Territory Stories

Debates Day 5 - Wednesday 17 October 2007



Debates Day 5 - Wednesday 17 October 2007

Other title

Parliamentary Record 17


Debates for 10th Assembly 2005 - 2008; 10th Assembly 2005 - 2008; Parliamentary Record; ParliamentNT




Made available by the Legislative Assembly of the Northern Territory





Publisher name

Legislative Assembly of the Northern Territory

Place of publication


File type



Attribution International 4.0 (CC BY 4.0)

Copyright owner

Legislative Assembly of the Northern Territory



Parent handle


Citation address


Page content

DEBATES Wednesday 17 October 2007 4897 I will quickly acknowledge some Alice Springs people who represented the NT in the National Darts Championships this year, and thanks to Chippy Miller who passed this on to me. The championships were in Tasmania, I understand, and the players were Chippy Miller, Lavena Phillips and Linda Galanatt. Lavena Phillips threw the only 180 for the Northern Territory women, a great achievement. Chippy Miller threw three 180s. The combined total of 180s for the NT was 29. Unfortunately, there were no national selections out of it but, in Chippy Millers words, it was probably the best performance from an NT darts team in seven years. I also acknowledge my late Aunty Ivy Hampton who was inducted into the National Darts Hall of Fame. Mr NATT (Drysdale): Mr Deputy Speaker, I would like to outline a few things that have been happening in my great electorate. I was happy to read in The Palmerston Sun newspaper of Wednesday 3 October, of a young person who I have had quite a bit to do with in the Palmerston region. The article was captioned From Candy Bar to Manager at 24. The story featured a terrific young person who, for the past eight years, has worked at CMax Cinema. Kathryn Gooding started as a teenager and, as the caption suggests, she started behind the Candy Bar and today she holds the title of Marketing Manager. I know Kathryn through her work at CMax where she does a fantastic job for a terrific cinema. I have witnessed her energy, enthusiasm and creativity in her work as an event coordinator with the Palmerston Regional Business Association.
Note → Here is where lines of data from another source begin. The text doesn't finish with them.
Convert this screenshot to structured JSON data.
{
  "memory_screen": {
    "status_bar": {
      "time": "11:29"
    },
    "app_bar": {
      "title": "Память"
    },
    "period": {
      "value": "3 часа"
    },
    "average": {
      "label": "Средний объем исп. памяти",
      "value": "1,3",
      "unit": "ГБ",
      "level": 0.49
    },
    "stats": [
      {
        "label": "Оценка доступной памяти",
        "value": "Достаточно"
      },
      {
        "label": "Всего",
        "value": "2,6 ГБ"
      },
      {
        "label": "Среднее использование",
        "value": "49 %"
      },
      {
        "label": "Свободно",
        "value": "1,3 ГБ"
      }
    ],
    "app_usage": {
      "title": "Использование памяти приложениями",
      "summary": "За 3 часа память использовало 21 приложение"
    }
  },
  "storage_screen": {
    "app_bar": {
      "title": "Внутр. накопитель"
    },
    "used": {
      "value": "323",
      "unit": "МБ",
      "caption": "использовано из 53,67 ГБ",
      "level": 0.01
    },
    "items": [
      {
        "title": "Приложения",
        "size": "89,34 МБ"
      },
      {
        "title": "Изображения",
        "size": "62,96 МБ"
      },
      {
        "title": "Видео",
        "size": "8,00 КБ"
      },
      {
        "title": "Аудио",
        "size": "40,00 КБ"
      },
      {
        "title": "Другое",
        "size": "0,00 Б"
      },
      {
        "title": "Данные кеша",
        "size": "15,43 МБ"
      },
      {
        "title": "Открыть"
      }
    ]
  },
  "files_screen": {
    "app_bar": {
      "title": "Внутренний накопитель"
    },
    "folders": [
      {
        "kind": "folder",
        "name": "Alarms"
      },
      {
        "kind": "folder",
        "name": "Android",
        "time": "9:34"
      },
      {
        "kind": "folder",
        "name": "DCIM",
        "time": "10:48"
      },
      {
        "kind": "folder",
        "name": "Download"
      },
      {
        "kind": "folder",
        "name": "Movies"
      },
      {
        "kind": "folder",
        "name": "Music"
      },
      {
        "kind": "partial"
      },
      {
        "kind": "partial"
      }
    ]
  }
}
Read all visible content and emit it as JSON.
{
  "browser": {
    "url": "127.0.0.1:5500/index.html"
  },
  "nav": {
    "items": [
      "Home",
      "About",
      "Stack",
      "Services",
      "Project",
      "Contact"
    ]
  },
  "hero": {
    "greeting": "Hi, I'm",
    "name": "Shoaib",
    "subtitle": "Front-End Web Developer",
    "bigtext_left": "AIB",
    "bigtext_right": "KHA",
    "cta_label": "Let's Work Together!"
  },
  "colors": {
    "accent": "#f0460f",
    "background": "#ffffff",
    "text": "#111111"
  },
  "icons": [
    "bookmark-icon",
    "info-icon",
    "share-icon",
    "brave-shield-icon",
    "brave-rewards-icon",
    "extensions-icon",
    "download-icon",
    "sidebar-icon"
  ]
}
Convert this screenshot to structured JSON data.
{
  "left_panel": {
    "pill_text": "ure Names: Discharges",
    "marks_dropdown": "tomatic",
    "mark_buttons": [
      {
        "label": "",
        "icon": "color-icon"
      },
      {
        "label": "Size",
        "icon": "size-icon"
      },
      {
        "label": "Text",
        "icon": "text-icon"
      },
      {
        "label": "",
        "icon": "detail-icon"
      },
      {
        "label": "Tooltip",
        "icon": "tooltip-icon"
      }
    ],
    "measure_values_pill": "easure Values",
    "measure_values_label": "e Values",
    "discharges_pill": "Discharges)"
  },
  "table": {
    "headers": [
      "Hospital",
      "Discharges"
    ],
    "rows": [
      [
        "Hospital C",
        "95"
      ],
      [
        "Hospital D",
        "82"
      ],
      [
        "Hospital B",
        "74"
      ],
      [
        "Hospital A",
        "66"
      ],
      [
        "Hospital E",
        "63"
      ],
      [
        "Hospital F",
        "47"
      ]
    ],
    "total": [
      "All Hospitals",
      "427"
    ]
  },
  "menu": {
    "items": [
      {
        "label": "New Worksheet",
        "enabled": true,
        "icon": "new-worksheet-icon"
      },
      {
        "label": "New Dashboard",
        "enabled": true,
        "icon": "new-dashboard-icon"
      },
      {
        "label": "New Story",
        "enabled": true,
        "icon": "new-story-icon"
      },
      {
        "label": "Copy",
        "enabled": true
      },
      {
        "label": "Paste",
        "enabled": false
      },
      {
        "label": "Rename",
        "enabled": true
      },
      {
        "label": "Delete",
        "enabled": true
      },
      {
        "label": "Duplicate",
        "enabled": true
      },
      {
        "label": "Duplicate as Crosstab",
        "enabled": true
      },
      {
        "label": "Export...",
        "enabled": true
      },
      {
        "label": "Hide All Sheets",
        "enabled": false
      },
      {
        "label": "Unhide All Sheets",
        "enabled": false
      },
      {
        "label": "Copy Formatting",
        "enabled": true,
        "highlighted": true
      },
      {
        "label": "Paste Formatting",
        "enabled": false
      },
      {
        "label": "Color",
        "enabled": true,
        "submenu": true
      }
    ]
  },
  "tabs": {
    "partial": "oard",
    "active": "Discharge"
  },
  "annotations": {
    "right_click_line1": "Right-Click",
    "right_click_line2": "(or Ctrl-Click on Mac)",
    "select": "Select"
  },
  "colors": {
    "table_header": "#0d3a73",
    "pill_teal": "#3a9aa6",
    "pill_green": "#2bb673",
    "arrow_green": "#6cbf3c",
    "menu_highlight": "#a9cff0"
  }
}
I know the President of the PRBA, Mr Wayne Zerbe, is extremely pleased to have Kathryn assist him with his functions and some of the office duties. He often comments that he considers himself to be very lucky to have such a capable young woman assist his efforts to promote the PRBA businesses whilst also undertaking full-time work as the Marketing Manager at CMax. I congratulate Kathryn on her promotion, although it is a little belated, and I wish her the very best in the future. The Good Shepherd Lutheran College is a great little school that is going ahead in leaps and bounds. I have often spoken about them in my adjournment debates. This year, they competed in the International Pedal Prix with a team of about 23 students. It is the first time, I understand, that a Northern Territory school has participated in the Pedal Prix. It is held in Murray Bridge in South Australia each year and it is a 24-hour endurance event, the largest of its type anywhere in the world. I know from my past experiences in South Australia that it commands a lot of attention in South Australia, and to have a Northern Territory school represented down there is a great feather in their cap. The school had two entries, the Northern Terror which completed 241 laps and covered 498 km and finished 47th out of 75. They had a second bike, the Croc Attack, which completed 216 laps for 446 km, and they achieved 50th place of 70 competitors. Well done to the students and the hard work that they did over those 24 hours. They were heavily supported by parents and staff, and I thank them for their assistance. In particular, I thank the Cheal and the Vozzo families who drove down to Adelaide and back to Darwin with all of the equipment. The Gill family assisted them and, between the three families, they organised the camp site and all the food for the teams while they were competing in the event. I thank Sarah and Dave Mott, Tom Leach and Simon Hughes who accompanied the students to Adelaide for the event. Simon Hughes, the deputy principal at the school, put a lot of time into the event, organising the bikes and helping train the team. I know that the school thanks him dearly for organising this event. It is a great life experience for those who competed in the very successful weekend. It is interesting to note in the schools newsletter that a couple of students who competed have made some little comments, and I note a couple of them. Emi said: We all work well as a team, were considerate of each other ... Brittney said: It was nothing like I expected it to be - it was much bigger. Dannielle said: I was amazed that some of the bikes were so fast. Chrissi said: I loved riding fast around the corners because it gave you a bit of an adrenalin rush. Lindsay C had an interesting comment and said: Beware of side effects: sleep talking, sleep riding! Obviously, he had some side effects and did a bit of sleep talking with all the exhaustion after peddling the bike through those many laps.